[PROVIDED DATA]

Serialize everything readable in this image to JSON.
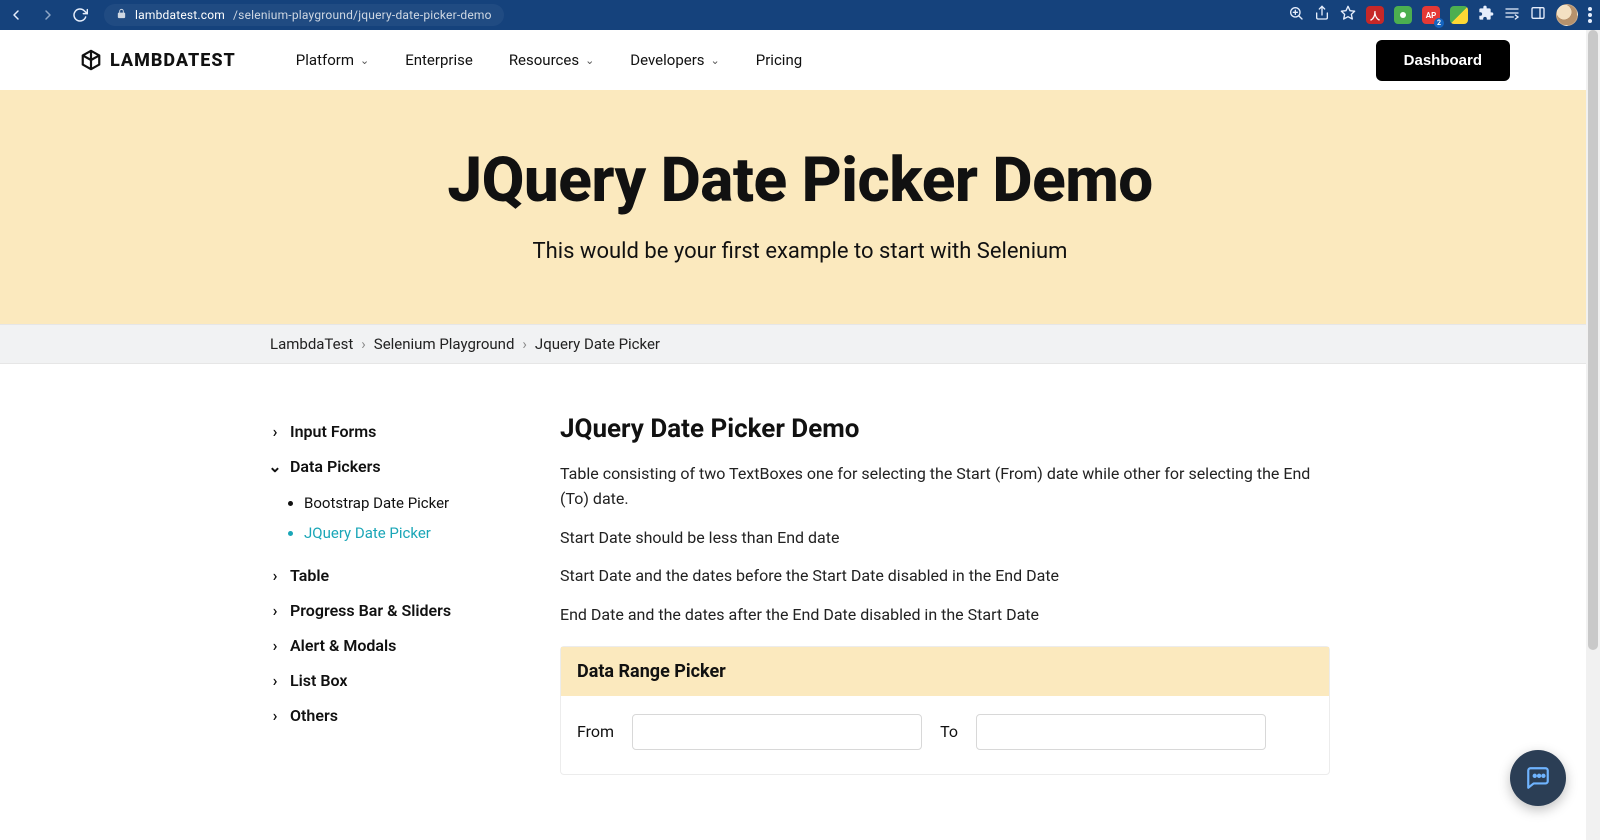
{
  "browser": {
    "url_host": "lambdatest.com",
    "url_path": "/selenium-playground/jquery-date-picker-demo"
  },
  "nav": {
    "brand": "LAMBDATEST",
    "items": [
      "Platform",
      "Enterprise",
      "Resources",
      "Developers",
      "Pricing"
    ],
    "has_dropdown": [
      true,
      false,
      true,
      true,
      false
    ],
    "dashboard_label": "Dashboard"
  },
  "hero": {
    "title": "JQuery Date Picker Demo",
    "subtitle": "This would be your first example to start with Selenium"
  },
  "breadcrumb": {
    "items": [
      "LambdaTest",
      "Selenium Playground",
      "Jquery Date Picker"
    ]
  },
  "sidebar": {
    "groups": [
      {
        "label": "Input Forms",
        "expanded": false
      },
      {
        "label": "Data Pickers",
        "expanded": true,
        "children": [
          {
            "label": "Bootstrap Date Picker",
            "active": false
          },
          {
            "label": "JQuery Date Picker",
            "active": true
          }
        ]
      },
      {
        "label": "Table",
        "expanded": false
      },
      {
        "label": "Progress Bar & Sliders",
        "expanded": false
      },
      {
        "label": "Alert & Modals",
        "expanded": false
      },
      {
        "label": "List Box",
        "expanded": false
      },
      {
        "label": "Others",
        "expanded": false
      }
    ]
  },
  "content": {
    "heading": "JQuery Date Picker Demo",
    "paragraphs": [
      "Table consisting of two TextBoxes one for selecting the Start (From) date while other for selecting the End (To) date.",
      "Start Date should be less than End date",
      "Start Date and the dates before the Start Date disabled in the End Date",
      "End Date and the dates after the End Date disabled in the Start Date"
    ],
    "panel": {
      "title": "Data Range Picker",
      "from_label": "From",
      "to_label": "To",
      "from_value": "",
      "to_value": ""
    }
  },
  "colors": {
    "accent_cream": "#fbe9be",
    "browser_blue": "#15427c",
    "link_teal": "#1aa6b7"
  }
}
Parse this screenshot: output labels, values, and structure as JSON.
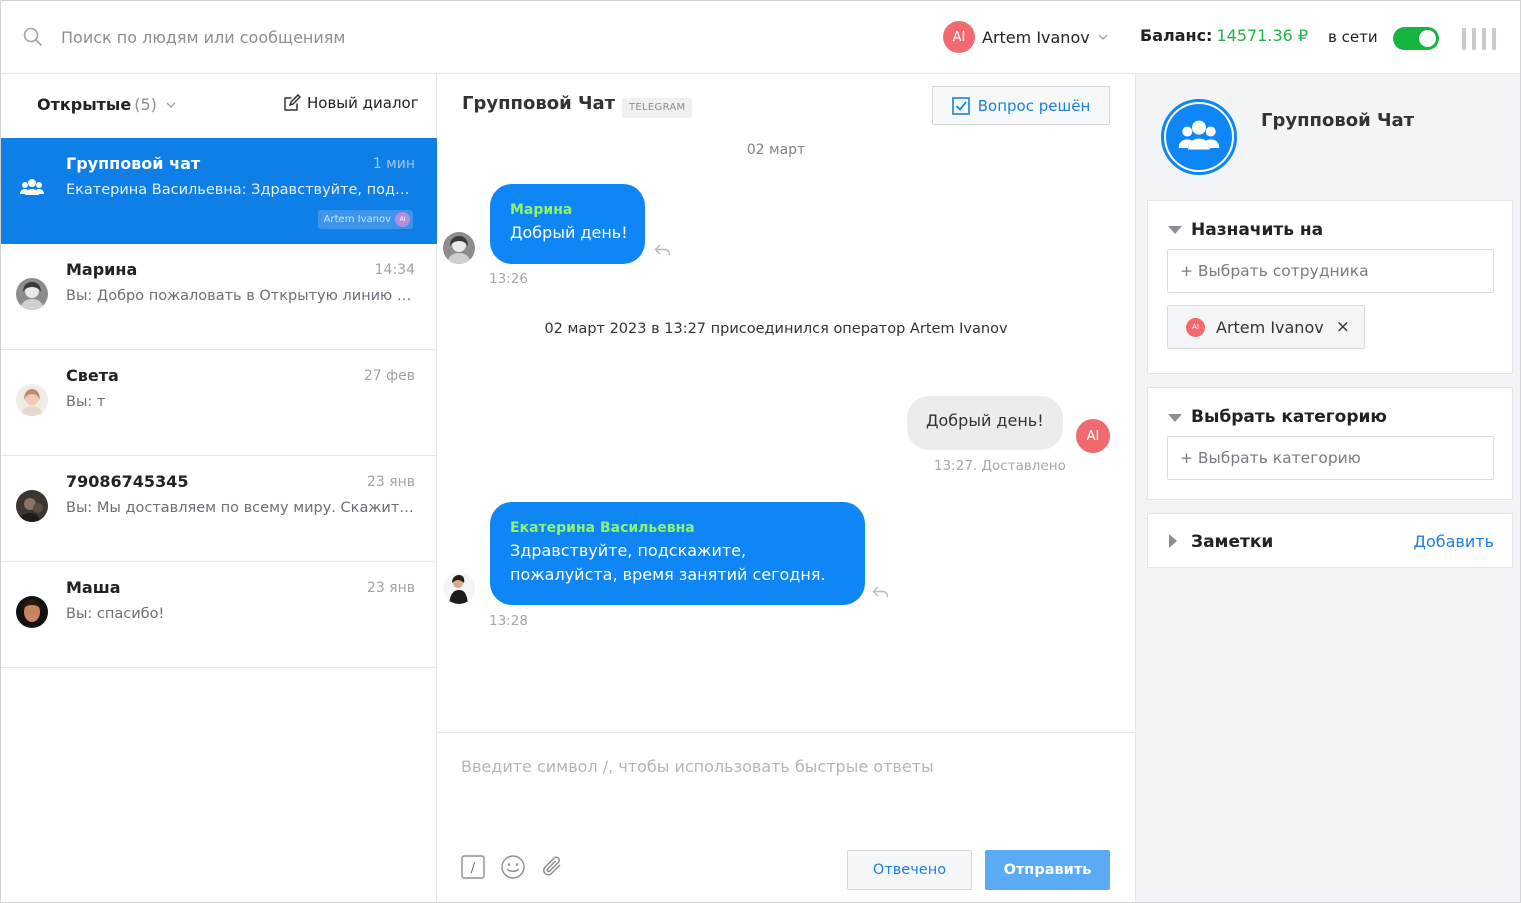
{
  "topbar": {
    "search_placeholder": "Поиск по людям или сообщениям",
    "user_initials": "AI",
    "user_name": "Artem Ivanov",
    "balance_label": "Баланс:",
    "balance_value": "14571.36 ₽",
    "online_label": "в сети",
    "online_enabled": true
  },
  "sidebar": {
    "filter_label": "Открытые",
    "filter_count": "(5)",
    "new_dialog_label": "Новый диалог",
    "dialogs": [
      {
        "name": "Групповой чат",
        "time": "1 мин",
        "preview": "Екатерина Васильевна: Здравствуйте, подскажите, пожалуйста, время занятий сегодня.",
        "tag": "Artem Ivanov",
        "tag_initials": "AI",
        "active": true
      },
      {
        "name": "Марина",
        "time": "14:34",
        "preview_prefix": "Вы:",
        "preview": "Добро пожаловать в Открытую линию компании",
        "active": false
      },
      {
        "name": "Света",
        "time": "27 фев",
        "preview_prefix": "Вы:",
        "preview": "т",
        "active": false
      },
      {
        "name": "79086745345",
        "time": "23 янв",
        "preview_prefix": "Вы:",
        "preview": "Мы доставляем по всему миру. Скажите, пожалуйста",
        "active": false
      },
      {
        "name": "Маша",
        "time": "23 янв",
        "preview_prefix": "Вы:",
        "preview": "спасибо!",
        "active": false
      }
    ]
  },
  "chat": {
    "title": "Групповой Чат",
    "channel_badge": "TELEGRAM",
    "resolved_label": "Вопрос решён",
    "date_separator": "02 март",
    "messages": [
      {
        "author": "Марина",
        "text": "Добрый день!",
        "time": "13:26"
      },
      {
        "system": "02 март 2023 в 13:27 присоединился оператор Artem Ivanov"
      },
      {
        "outgoing_text": "Добрый день!",
        "status": "13:27. Доставлено",
        "initials": "AI"
      },
      {
        "author": "Екатерина Васильевна",
        "line1": "Здравствуйте, подскажите,",
        "line2": "пожалуйста, время занятий сегодня.",
        "time": "13:28"
      }
    ],
    "composer_placeholder": "Введите символ /, чтобы использовать быстрые ответы",
    "quick_reply_glyph": "/",
    "answered_label": "Отвечено",
    "send_label": "Отправить"
  },
  "details": {
    "title": "Групповой Чат",
    "assign_title": "Назначить на",
    "assign_placeholder": "+ Выбрать сотрудника",
    "assignee_initials": "AI",
    "assignee_name": "Artem Ivanov",
    "assignee_remove": "×",
    "category_title": "Выбрать категорию",
    "category_placeholder": "+ Выбрать категорию",
    "notes_title": "Заметки",
    "notes_add": "Добавить"
  },
  "colors": {
    "accent": "#0e7fe6",
    "bubble_in": "#0e86f5",
    "author_name": "#8ff56b",
    "balance": "#22b14c",
    "toggle_on": "#15b53f",
    "avatar_ai": "#f06a6f"
  },
  "icons": {
    "search": "search-icon",
    "chevron": "chevron-down-icon",
    "menu": "menu-bars-icon",
    "new_dialog": "edit-icon",
    "resolved": "checkbox-checked-icon",
    "reply": "reply-arrow-icon",
    "quick_reply": "slash-icon",
    "emoji": "smile-icon",
    "attach": "paperclip-icon",
    "group": "group-people-icon"
  }
}
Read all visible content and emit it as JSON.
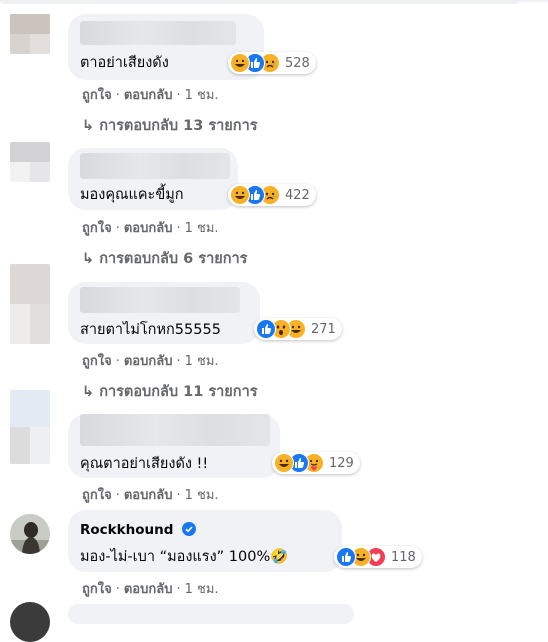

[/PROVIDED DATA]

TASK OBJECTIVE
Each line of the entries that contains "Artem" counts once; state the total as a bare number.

THE ANSWER
4